|Artist||Gerald P. Sawyer|
|Dimensions||170 cm (65 in)|
The Bronze Fonz is a public artwork by American artist Gerald P. Sawyer located on the Milwaukee Riverwalk just south of Wells Street in downtown Milwaukee, Wisconsin U.S.A. The Bronze Fonz depicts Henry Winkler as the Happy Days TV show character Arthur Fonzarelli, also known as the Fonz. Fonzie stands in his typical costume, which consists of a leather jacket and jeans. He is giving a two-handed thumbs up.
The Bronze Fonz is made of bronze. The sculpture depicts Henry Winkler, the actor who played Fonz in the show Happy Days. Happy Days, which aired in the 1970s, was a sitcom about a family in 1950s/1960s Milwaukee. Arthur Fonzarelli (also known as "Fonzie" or "The Fonz"), wears a leather jacket and jeans. He is giving a two handed thumbs up, a gesture he often made in Happy Days. The inscription lists all of the donors that made the Bronze Fonz possible.
The artwork was created with the purpose of bringing tourism and new businesses to Milwaukee. Other places in the United States have erected statues portraying 1950s and 1960s television characters. Examples include: Mary Tyler Moore as Mary Richards from The Mary Tyler Moore Show in Minneapolis and Jackie Gleason as Ralph Kramden from The Honeymooners outside the Port Authority Bus Terminal in Manhattan. The tourism group Visit Milwaukee raised over US$85,000 to commission the Bronze Fonz. The popular sculpture was unveiled on August 18, 2008. Most of the Happy Days cast, including Henry Winkler (Fonzie) Marion Ross (Mrs. Cunningham), Tom Bosley (Mr. Cunningham), Erin Moran (Joanie), Don Most (Ralph Malph), and Anson Williams (Potsie), attended the dedication ceremony. Henry Winkler stated that the statue was "unbelievable".
Mike Brenner, then a local gallery owner and executive director of Milwaukee Artist Resource Network (MARN), objected to the statue, which was originally planned to be located at the intersection of Wisconsin and Water Streets, a prominent downtown site.
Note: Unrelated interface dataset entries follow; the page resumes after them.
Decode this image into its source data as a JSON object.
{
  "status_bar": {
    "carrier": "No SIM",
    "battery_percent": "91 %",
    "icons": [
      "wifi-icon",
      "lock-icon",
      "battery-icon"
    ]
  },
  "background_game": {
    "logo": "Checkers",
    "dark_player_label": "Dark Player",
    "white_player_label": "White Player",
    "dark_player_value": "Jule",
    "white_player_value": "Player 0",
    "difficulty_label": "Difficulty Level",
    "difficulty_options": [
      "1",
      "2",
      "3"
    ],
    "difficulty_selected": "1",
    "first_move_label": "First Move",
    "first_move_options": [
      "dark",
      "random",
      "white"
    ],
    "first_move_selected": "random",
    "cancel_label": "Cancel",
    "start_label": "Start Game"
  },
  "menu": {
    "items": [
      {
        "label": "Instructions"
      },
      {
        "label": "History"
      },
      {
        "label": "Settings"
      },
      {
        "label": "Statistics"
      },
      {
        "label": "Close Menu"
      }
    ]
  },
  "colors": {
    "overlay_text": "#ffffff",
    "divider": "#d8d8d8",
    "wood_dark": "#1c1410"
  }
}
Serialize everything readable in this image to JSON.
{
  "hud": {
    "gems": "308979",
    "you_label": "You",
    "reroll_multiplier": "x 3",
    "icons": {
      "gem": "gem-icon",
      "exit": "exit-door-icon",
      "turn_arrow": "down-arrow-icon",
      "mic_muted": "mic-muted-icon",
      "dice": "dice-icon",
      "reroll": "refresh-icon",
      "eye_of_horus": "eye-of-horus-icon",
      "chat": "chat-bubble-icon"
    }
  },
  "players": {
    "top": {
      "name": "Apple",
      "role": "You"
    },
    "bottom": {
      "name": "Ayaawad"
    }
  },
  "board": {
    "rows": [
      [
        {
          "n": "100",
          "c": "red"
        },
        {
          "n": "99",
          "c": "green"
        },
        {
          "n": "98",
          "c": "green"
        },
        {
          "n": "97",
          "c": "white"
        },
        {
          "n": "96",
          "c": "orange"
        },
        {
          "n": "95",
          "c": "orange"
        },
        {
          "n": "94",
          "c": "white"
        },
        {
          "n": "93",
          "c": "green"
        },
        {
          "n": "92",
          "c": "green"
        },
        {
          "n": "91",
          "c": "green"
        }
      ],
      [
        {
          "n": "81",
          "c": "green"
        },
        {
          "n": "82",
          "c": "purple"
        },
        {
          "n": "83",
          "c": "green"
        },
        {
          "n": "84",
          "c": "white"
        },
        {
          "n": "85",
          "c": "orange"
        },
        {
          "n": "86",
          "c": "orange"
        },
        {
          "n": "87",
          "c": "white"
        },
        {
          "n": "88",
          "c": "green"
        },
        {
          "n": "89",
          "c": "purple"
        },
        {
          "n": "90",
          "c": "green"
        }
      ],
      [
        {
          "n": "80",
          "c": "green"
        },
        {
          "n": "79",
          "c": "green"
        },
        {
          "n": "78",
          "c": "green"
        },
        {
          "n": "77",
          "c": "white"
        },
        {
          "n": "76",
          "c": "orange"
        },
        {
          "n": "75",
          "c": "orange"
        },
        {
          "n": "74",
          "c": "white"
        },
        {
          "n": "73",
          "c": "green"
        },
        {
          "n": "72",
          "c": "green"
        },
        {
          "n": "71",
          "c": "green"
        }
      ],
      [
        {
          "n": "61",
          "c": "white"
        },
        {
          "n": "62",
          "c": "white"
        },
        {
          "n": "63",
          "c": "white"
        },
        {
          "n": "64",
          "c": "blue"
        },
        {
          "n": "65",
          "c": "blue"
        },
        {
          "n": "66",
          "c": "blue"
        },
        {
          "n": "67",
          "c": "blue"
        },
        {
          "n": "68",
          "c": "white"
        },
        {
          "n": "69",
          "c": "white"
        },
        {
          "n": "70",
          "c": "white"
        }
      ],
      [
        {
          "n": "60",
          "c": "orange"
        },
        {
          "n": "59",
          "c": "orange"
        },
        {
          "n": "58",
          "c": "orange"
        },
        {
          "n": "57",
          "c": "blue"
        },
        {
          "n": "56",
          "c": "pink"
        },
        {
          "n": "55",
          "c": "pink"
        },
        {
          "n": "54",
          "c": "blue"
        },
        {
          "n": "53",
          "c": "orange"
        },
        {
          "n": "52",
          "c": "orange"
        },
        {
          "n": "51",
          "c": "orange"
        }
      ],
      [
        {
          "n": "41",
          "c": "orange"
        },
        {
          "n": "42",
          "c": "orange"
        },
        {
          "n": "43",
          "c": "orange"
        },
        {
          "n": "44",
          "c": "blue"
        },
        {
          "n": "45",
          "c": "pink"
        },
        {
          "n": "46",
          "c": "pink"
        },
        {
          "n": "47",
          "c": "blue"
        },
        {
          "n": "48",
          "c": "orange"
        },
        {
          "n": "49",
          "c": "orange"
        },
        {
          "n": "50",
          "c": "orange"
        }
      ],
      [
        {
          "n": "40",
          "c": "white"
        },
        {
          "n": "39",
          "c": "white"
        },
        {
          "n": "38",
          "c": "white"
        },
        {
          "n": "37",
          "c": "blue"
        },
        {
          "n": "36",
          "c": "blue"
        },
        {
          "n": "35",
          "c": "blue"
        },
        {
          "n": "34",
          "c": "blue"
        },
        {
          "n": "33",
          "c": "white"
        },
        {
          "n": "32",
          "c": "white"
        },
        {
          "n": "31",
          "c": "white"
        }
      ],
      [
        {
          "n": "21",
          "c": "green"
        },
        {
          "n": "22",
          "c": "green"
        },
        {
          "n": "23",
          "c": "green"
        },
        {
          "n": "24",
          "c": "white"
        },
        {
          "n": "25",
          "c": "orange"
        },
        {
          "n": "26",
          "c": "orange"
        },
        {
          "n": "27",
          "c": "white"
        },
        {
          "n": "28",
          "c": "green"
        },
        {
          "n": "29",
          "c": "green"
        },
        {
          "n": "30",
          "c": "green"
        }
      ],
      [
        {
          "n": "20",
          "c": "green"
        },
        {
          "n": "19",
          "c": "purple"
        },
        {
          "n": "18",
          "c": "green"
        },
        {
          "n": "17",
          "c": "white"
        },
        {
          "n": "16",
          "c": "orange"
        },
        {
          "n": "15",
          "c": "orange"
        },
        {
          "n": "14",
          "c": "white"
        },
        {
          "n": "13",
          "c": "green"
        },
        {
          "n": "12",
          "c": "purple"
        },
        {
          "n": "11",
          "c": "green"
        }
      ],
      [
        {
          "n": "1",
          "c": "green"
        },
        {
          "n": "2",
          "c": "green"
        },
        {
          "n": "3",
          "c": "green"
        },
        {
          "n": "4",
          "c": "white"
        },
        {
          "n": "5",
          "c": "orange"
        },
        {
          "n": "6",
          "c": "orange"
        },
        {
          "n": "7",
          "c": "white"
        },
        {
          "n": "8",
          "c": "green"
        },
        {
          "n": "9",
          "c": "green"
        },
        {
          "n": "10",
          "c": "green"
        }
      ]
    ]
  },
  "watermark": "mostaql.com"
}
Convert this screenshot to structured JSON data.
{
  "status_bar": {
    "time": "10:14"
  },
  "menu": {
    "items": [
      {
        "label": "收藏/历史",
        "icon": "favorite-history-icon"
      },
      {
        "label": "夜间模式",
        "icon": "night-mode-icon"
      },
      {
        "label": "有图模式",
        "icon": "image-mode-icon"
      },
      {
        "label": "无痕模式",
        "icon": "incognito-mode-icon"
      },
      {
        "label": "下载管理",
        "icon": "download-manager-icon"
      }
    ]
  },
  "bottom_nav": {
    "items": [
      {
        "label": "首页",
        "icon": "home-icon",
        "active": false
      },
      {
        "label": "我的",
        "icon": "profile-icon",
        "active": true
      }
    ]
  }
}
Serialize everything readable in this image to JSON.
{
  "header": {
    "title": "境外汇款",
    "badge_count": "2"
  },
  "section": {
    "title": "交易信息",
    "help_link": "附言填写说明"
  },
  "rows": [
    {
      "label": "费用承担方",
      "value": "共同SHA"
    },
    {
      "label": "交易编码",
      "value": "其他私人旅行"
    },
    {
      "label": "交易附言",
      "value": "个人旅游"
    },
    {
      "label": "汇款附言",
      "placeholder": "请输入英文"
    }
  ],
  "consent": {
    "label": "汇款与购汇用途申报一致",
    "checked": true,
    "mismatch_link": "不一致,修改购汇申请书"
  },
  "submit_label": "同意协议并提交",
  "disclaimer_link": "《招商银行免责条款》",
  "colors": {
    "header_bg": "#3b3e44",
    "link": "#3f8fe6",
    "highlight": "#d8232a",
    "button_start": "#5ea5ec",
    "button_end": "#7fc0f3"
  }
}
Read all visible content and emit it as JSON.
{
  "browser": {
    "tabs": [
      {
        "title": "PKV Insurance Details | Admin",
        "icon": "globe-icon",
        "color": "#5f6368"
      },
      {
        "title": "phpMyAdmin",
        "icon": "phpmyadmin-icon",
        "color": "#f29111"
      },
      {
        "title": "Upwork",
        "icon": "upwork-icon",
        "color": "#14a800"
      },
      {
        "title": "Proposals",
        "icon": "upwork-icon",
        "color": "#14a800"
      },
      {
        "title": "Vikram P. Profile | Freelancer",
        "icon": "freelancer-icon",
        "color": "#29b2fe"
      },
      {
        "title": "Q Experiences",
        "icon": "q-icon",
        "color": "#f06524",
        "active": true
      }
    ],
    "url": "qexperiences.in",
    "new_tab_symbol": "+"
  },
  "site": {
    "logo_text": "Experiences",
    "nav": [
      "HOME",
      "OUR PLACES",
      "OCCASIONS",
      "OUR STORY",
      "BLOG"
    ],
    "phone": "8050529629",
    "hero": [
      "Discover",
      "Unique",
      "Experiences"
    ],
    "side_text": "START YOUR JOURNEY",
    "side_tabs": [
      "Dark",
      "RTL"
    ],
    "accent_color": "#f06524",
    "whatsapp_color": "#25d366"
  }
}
He threatened to close his gallery, Hotcakes, and resign as executive director of MARN if "that stupid Fonzie sculpture" was erected there. Brenner received death threats for voicing against the Bronze Fonz and posted several on his web site. After then CEO of the Milwaukee Art Museum, David Gordon, Milwaukee Journal Sentinel Arts Critic, Mary-Louise Schumacher, and other Milwaukee arts dignitaries came out against the "Bronzie," it was erected on the east side of Milwaukee Riverwalk, behind a Chinese restaurant, just south of Wells Street. True to his word, Brenner closed Hotcakes Gallery in May 2008.
The piece was commissioned by Visit Milwaukee, a non-profit group that works toward making Milwaukee a place for tourism and interest. Visit Milwaukee raised $85,000 to commission the statue.
Gerald P. Sawyer has been working on three dimensional and two dimensional art for thirty years. His most recent work is cast mostly in pewter and bronze. The casting techniques he uses are centrifugal casting and lost wax casting. He uses and builds his own molds for sculptures which range from very small to epic sizes. He teaches casting to many people and co-authored a book called The Art and Science of Centrifugal Casting.
- "The Fonz in bronze? Group hopes that's correctamundo, wants to put statue downtown". JSOnline. 2007-09-26. Retrieved 2010-12-21.
- "Henry Winkler unveils bronze Fonz". BBC. 2008-08-20. Retrieved 2010-08-16.
- "This guy will close his gallery, leave town if Fonz is bronzed". OnMilwaukee.com. 2007-11-27. Retrieved 2010-12-21.
- Brenner, Mike. "Bronze Fonzie Death Threats". hotcakesgallery.com. Retrieved 2014-11-13.
- Milwaukee Artist Resource Network. "Hotcakes Closes, Marn Loses Director, Only Bronze Fonz Remains". wisconsinvisualartists.com.
- "Gerald P. Sawyer Art". Retrieved 2010-12-21.